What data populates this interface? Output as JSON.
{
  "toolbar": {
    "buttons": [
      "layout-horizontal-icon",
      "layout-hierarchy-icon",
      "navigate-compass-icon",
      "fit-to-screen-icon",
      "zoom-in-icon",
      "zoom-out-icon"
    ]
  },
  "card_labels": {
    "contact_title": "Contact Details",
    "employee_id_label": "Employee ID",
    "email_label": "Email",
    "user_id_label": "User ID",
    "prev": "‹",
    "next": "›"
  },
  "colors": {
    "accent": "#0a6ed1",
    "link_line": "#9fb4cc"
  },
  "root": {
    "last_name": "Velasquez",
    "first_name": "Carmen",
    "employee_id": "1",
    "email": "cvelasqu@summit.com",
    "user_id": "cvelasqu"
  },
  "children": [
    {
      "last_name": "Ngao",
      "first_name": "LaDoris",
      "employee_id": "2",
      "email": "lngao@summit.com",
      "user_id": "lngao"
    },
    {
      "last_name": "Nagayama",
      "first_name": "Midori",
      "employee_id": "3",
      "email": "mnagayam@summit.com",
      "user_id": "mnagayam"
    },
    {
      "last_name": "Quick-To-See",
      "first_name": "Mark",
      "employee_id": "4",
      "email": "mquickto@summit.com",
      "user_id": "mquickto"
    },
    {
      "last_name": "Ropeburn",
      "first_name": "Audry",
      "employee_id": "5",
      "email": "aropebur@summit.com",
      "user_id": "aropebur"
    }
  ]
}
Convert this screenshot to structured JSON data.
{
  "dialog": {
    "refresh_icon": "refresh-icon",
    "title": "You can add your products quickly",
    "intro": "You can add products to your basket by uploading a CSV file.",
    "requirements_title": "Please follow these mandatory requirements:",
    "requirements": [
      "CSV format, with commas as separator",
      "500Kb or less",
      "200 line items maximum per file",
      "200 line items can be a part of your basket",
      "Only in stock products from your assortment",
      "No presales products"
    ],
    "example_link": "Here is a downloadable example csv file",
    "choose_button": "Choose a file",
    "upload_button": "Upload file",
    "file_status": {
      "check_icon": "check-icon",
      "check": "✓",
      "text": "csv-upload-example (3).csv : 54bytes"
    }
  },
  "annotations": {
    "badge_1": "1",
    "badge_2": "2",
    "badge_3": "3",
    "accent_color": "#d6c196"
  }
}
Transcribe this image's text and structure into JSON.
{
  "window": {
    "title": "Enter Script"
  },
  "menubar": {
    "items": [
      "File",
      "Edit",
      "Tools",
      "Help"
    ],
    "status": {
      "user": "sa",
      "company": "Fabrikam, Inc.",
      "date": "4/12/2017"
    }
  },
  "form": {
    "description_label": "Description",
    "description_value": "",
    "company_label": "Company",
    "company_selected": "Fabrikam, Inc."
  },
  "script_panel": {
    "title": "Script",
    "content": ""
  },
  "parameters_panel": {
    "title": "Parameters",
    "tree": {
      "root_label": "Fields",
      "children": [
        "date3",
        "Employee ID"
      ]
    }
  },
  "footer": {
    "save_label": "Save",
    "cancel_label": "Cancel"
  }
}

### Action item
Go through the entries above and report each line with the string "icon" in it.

### Task output
      "layout-horizontal-icon",
      "layout-hierarchy-icon",
      "navigate-compass-icon",
      "fit-to-screen-icon",
      "zoom-in-icon",
      "zoom-out-icon"
    "refresh_icon": "refresh-icon",
      "check_icon": "check-icon",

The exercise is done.